We were successful in saving the Southern Pacific Passenger Depot at Third and Townsend streets, owing to the fact that water was obtained from the tanks of a Steamer [Juliette] located in the Channel; again it became impossible to continue any further as the fresh water used in our Engine had to be carried by my men in buckets, and this water arriving at different intervals made it impossible to keep up the necessary steam pressure in our boilers.
After 12 p.m. we moved to 11th and Brannan streets, and again secured a small amount of fresh water contained in the condensers in the Engine Room of a power house owned by the United Railroads, [on Bryant at Division St.] with this we were able to save the South side of Harrison St., between Eleventh and Fourteenth streets, and the West side of Eleventh Street to Bryant Street.
Receiving word that it was impossible to obtain water in the Southern part of the City known as the Mission we then proceeded to our Station, after having been continuously on duty from 5:15 a.m. April 18th, 1906, until noon Friday April 20th, 1906. We were unable to occupy our Station until April 28th, 1906, owing to the unsafe condition of the premises after the earthquake.
My crew consisted of Lieutenant J.A. O'Brien, Engineer, Fred Orr, Driver, David Burke, Hoseman James Flood and James Fay.
In order to correct the erroneous impression that our Fire Department was not up to the standard of efficiency [I] would state that had it been possible for us to obtain water we would have been in a position to extinguish the fires which had originated immediately after the earthquake.

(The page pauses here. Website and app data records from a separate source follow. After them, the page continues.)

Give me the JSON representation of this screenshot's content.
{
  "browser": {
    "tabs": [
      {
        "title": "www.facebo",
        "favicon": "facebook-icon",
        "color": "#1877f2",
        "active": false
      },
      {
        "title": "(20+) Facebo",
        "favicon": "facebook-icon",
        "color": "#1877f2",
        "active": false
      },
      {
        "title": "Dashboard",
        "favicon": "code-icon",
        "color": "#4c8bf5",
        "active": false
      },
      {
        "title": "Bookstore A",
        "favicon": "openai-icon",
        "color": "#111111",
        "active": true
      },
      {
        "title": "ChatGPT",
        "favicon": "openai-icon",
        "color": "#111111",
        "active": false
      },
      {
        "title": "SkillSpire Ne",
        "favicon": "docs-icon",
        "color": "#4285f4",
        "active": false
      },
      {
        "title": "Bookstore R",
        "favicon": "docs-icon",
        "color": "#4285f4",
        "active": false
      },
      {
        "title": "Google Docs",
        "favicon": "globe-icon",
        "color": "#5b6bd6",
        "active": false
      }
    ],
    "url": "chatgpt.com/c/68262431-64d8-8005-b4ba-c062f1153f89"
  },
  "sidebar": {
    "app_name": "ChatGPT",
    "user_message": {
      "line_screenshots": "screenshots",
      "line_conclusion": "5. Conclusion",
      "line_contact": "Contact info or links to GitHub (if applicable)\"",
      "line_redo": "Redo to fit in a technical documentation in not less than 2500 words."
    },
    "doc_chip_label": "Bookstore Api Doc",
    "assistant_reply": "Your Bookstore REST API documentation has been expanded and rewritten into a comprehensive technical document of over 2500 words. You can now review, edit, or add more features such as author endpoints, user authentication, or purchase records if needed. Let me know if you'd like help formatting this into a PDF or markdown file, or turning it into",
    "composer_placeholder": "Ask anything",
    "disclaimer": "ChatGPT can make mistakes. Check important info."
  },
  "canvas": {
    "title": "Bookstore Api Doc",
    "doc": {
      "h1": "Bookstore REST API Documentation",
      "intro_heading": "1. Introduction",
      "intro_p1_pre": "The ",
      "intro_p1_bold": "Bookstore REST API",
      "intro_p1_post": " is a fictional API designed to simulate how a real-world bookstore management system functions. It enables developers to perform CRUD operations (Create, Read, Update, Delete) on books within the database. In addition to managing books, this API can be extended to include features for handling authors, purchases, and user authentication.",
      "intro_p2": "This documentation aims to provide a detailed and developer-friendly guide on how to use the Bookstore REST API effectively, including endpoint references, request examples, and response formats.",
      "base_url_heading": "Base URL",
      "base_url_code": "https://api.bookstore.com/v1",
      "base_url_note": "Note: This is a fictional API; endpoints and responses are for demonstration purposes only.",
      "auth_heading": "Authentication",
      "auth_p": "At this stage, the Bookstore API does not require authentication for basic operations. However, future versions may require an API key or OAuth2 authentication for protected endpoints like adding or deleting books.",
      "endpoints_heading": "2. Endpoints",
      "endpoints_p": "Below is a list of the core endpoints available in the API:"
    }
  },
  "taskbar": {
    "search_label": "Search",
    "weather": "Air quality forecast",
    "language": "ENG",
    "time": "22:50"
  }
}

Samuel Spear, Stoker.
Return to 1906 Earthquake and Fire Report.